Enemies in the game do a lot of damage. You have to get used to the battle animations of most enemies. It's not Dark Souls hard, but some trail and error is required especially if you go against enemies that does high damage. The checkpoint system is forgivable though.
The world is very massive and you can go anywhere in the world with no invisible walls. There's also mini dungeons or shines sprinkled through the mass landscape so there's a lot to do. There's a sense of wonder and discovery as you learn as you go instead of the game hand holding you through it
The 4 main dungeons does not have keys like in past Zelda games, instead you have to manipulate your surroundings to progress which is a nice change in the series and feels more life like/realistic
Overall very good game if you're the explorer type and like to learn game mechanics as you go.
- A huge open world to explore, and lots of great mechanics for exploration
- Interesting battle machanics introduced, including "bullet-time" attacks
- The graphics and scenery are amazing and artistic
- Great Amiibo support
- There are so many ways to tackle most problems in the game, you'll find yourself trying all sorts of crazy things. The game really rewards you for thinking outside the box.
- Weapons break too easily
- Rainfall effects climbing too much

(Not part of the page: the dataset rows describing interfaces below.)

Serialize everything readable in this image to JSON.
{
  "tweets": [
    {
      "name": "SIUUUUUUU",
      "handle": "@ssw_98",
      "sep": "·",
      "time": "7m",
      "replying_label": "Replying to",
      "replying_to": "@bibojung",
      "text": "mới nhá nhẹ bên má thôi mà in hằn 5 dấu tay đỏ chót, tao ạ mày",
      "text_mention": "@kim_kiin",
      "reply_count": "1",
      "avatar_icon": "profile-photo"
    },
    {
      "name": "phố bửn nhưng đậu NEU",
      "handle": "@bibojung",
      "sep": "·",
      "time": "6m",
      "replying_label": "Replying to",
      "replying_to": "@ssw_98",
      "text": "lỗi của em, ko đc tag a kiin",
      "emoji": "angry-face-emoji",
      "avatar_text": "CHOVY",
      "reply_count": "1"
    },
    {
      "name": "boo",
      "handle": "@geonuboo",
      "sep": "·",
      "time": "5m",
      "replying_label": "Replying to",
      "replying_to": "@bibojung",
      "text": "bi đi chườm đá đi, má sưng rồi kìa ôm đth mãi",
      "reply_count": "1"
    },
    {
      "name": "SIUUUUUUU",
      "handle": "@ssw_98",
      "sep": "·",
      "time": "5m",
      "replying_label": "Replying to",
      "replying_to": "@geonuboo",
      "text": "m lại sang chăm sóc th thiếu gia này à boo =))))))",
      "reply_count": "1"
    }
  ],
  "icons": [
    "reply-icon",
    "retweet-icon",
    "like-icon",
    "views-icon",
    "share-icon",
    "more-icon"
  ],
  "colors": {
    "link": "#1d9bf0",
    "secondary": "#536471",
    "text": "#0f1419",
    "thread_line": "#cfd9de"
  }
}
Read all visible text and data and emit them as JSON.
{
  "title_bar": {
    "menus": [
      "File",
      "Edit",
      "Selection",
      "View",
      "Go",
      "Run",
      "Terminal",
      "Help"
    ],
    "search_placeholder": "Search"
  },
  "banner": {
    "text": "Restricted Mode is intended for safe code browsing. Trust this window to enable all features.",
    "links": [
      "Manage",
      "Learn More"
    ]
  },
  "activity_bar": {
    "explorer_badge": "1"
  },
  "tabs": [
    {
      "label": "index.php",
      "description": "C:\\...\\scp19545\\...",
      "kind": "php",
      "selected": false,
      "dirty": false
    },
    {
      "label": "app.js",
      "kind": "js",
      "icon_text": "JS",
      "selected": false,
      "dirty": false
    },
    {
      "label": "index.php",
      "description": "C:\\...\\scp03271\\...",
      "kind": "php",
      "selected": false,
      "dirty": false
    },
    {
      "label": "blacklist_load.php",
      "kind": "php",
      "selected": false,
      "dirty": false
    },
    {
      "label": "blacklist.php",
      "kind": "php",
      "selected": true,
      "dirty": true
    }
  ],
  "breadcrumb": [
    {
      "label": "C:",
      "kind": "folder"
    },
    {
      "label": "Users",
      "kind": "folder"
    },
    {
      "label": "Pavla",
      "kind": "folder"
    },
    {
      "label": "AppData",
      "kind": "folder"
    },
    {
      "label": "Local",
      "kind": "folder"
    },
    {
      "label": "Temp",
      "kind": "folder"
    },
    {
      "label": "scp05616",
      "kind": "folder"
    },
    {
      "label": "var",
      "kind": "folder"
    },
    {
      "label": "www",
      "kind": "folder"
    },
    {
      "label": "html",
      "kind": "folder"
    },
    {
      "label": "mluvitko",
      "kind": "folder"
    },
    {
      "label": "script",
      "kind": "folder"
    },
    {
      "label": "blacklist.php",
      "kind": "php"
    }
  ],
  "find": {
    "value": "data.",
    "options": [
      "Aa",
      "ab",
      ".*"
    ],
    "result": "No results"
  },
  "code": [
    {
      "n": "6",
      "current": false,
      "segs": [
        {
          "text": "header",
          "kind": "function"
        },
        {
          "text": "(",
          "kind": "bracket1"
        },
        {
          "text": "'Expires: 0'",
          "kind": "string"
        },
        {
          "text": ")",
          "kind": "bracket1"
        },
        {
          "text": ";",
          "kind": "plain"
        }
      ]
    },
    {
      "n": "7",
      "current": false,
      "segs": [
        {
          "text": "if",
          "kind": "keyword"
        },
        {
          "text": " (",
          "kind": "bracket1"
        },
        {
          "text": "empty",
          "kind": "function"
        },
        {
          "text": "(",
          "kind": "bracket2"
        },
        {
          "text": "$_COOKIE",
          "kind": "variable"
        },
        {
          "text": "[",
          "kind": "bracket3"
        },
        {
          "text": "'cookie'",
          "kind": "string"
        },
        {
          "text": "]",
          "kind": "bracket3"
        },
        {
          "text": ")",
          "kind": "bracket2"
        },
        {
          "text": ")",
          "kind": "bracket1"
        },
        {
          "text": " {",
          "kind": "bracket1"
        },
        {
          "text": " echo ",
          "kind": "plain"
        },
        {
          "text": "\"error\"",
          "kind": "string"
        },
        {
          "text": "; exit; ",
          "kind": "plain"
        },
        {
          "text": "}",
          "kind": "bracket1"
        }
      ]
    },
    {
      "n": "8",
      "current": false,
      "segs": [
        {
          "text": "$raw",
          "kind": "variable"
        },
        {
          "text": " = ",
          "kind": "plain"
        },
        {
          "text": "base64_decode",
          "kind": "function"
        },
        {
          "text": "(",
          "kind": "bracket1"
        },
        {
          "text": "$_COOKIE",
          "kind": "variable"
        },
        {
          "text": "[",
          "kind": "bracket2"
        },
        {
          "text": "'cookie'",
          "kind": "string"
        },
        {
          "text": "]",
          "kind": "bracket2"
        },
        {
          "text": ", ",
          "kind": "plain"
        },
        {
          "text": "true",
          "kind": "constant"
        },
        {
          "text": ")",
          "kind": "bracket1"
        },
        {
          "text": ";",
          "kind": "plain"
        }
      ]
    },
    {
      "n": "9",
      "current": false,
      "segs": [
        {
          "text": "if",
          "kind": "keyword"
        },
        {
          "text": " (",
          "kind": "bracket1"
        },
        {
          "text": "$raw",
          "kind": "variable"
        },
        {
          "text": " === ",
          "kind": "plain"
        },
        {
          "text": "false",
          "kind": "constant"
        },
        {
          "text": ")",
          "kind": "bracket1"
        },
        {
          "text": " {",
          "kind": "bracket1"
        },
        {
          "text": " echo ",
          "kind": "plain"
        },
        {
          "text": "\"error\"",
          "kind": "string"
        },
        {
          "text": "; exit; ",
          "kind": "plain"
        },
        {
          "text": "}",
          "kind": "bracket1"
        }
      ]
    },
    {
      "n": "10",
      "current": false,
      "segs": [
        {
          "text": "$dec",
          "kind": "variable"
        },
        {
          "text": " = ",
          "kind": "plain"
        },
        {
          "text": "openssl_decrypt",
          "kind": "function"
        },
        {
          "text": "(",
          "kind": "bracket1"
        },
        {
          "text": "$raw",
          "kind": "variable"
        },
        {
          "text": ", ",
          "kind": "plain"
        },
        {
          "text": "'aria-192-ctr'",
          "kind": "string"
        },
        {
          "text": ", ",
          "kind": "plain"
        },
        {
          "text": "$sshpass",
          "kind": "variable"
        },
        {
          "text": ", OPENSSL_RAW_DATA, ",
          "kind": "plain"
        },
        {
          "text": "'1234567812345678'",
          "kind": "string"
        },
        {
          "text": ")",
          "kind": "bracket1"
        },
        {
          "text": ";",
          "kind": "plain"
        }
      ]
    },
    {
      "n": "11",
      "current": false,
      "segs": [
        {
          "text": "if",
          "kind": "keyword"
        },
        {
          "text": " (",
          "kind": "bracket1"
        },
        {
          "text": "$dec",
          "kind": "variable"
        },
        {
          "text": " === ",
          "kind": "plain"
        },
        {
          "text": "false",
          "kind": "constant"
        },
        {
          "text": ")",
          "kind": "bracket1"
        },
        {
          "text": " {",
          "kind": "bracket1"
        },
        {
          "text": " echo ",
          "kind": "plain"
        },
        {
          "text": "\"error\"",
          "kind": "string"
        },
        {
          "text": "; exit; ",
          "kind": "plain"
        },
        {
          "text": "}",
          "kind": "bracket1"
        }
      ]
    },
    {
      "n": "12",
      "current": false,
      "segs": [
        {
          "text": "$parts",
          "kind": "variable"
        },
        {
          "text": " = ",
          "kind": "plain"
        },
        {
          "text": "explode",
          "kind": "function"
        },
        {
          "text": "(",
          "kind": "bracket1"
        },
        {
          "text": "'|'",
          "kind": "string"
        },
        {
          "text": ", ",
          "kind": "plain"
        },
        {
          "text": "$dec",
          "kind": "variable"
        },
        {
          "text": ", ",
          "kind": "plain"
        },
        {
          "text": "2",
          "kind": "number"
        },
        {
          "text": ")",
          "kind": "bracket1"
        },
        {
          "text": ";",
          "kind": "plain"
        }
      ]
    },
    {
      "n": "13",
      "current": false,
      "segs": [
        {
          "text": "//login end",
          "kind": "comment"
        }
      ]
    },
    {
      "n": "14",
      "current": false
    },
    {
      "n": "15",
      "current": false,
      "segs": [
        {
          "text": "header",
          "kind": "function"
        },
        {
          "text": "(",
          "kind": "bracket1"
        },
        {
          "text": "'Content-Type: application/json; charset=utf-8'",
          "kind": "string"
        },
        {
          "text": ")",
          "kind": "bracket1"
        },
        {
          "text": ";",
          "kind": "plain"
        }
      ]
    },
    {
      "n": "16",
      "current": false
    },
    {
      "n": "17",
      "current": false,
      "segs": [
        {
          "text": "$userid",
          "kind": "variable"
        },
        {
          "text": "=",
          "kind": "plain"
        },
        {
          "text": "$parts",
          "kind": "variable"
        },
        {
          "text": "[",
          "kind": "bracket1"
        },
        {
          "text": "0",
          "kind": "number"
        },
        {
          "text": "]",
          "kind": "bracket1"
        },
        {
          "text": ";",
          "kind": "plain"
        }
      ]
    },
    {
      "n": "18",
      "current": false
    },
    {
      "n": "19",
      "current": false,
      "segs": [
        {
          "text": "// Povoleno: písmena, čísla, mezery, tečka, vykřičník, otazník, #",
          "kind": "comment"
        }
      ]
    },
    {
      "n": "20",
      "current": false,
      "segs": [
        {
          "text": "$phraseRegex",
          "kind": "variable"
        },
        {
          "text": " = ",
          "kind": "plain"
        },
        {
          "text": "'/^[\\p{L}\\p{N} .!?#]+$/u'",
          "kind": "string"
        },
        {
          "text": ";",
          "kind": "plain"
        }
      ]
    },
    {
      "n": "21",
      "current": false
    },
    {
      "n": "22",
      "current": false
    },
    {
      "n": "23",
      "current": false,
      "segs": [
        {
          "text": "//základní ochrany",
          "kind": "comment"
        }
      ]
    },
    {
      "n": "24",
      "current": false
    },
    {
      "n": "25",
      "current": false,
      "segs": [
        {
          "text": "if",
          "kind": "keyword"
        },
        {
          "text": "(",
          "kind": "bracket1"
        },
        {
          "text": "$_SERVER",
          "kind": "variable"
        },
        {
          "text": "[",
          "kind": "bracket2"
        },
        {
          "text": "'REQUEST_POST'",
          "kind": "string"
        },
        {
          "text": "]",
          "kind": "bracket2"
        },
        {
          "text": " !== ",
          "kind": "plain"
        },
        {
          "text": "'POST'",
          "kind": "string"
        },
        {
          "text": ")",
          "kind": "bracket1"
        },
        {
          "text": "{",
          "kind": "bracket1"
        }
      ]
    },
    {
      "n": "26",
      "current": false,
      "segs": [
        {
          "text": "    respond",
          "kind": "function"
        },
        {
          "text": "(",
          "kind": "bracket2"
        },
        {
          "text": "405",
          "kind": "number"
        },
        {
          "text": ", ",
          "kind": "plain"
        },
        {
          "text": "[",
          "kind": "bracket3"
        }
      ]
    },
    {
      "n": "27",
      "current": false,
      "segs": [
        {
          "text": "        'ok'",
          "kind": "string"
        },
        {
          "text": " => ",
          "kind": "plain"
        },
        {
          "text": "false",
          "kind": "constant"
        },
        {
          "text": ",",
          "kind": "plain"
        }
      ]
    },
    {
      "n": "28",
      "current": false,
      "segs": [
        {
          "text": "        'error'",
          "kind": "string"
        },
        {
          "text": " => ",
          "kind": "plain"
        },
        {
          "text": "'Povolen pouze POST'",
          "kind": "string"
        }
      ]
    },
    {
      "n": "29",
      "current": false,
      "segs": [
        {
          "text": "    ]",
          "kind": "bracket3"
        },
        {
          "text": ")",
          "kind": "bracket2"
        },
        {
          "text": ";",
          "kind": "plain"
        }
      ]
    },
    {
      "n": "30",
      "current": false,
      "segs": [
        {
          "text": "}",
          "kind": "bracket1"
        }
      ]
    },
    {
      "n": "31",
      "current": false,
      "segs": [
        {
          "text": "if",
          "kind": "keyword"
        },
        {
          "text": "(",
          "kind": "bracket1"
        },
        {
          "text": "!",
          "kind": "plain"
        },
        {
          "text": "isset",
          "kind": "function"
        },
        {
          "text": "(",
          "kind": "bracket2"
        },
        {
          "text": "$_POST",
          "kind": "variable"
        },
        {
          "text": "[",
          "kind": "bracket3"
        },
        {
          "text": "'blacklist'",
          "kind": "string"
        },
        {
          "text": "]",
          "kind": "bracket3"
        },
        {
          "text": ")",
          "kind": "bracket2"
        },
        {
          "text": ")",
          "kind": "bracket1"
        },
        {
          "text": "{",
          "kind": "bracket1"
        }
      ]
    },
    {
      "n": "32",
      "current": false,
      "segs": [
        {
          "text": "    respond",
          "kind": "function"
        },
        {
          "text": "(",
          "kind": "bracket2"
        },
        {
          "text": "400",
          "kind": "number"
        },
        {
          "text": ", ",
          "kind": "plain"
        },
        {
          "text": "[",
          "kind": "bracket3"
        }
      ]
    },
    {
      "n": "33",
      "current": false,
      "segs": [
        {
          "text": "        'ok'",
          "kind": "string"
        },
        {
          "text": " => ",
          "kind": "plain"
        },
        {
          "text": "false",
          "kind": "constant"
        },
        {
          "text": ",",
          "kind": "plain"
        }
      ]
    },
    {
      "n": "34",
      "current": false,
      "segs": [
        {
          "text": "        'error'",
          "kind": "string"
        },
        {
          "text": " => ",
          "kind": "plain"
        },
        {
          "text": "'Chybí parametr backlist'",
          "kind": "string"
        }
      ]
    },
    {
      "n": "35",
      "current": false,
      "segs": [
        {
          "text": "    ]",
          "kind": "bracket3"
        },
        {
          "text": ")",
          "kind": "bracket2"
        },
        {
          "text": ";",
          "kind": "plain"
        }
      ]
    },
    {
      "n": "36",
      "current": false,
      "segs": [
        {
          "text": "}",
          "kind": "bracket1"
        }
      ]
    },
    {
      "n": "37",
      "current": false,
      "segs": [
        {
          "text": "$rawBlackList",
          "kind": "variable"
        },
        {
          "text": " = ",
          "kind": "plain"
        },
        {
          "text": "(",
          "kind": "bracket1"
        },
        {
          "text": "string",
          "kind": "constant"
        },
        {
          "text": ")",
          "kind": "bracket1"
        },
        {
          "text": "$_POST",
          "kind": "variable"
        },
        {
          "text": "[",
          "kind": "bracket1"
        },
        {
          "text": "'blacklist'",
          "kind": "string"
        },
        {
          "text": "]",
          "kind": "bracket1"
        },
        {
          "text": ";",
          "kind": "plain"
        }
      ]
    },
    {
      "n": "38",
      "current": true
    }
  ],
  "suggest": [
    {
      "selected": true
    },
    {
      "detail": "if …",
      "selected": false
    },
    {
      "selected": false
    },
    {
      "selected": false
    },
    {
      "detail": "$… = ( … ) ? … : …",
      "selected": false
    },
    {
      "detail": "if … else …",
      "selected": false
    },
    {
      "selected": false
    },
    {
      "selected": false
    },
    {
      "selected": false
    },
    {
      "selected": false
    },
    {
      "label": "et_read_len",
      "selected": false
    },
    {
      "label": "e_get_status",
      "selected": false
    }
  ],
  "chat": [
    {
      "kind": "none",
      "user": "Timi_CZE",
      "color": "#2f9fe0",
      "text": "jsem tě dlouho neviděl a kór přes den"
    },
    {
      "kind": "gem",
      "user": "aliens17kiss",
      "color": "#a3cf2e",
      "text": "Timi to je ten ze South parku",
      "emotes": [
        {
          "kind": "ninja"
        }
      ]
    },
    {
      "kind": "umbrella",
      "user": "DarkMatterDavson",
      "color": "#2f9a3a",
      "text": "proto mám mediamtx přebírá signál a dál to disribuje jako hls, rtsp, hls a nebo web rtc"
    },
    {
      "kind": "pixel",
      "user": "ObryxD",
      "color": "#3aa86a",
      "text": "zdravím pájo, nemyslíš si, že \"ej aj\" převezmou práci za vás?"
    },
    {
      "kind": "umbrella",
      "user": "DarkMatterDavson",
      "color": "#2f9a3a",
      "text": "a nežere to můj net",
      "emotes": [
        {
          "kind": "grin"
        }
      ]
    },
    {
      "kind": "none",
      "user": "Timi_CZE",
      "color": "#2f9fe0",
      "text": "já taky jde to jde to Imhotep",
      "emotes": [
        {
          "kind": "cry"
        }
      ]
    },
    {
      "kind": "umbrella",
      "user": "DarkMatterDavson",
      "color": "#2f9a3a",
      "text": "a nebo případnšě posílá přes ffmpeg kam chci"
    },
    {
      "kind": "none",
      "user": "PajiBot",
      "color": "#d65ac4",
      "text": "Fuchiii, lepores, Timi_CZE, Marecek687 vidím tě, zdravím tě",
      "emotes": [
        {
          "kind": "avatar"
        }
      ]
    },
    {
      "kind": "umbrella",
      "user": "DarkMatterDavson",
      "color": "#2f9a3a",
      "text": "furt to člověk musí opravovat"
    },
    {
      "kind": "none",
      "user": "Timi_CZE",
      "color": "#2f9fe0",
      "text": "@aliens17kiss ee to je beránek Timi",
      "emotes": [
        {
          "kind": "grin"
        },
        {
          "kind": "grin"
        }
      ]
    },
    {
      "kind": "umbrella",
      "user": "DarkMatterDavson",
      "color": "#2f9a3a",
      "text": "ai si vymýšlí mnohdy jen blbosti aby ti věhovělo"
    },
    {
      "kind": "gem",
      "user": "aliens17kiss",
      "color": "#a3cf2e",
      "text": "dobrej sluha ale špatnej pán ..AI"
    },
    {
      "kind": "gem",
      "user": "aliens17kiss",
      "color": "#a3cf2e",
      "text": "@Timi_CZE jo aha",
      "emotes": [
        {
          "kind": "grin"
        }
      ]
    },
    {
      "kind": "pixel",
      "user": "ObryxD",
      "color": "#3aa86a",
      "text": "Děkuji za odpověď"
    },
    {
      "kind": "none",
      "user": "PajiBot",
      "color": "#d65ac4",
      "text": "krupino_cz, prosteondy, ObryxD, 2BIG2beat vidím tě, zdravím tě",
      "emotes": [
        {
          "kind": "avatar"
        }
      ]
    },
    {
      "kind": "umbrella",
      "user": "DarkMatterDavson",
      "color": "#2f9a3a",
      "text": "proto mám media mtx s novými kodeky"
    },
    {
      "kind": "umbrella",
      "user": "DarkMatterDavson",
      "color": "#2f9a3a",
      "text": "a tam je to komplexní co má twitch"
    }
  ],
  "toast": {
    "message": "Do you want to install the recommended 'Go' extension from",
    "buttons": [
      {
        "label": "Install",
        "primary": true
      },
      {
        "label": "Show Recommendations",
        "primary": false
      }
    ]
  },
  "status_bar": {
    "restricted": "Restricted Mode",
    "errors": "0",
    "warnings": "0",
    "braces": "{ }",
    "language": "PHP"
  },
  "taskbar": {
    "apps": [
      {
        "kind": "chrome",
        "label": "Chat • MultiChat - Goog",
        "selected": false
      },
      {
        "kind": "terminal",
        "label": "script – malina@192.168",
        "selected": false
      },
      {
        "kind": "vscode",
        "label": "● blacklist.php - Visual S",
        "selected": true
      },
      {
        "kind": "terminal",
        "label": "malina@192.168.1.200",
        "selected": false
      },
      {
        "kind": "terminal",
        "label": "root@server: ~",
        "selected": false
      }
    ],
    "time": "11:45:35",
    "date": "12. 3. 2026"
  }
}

- Cooking is tedious, yet one of the core mechanics of the game
- Amiibo support is great, but can get tedious if you have a lot of figures
- Smash Bros Link Amiibo will only give you Epona ONCE, and if you don't stable her, you lose her permanently
- Inventory management is tedious. The omission of touchscreen support on the controller is definitely regrettable.
- The amount of weapons, shields, bows, etc... you can get quickly fills your inventory, and the only way to expand it is via a completley unguided hunt sidequest to find these little plant guys and get seeds to turn in. (Think gold skultulas in Ocarina of Time.)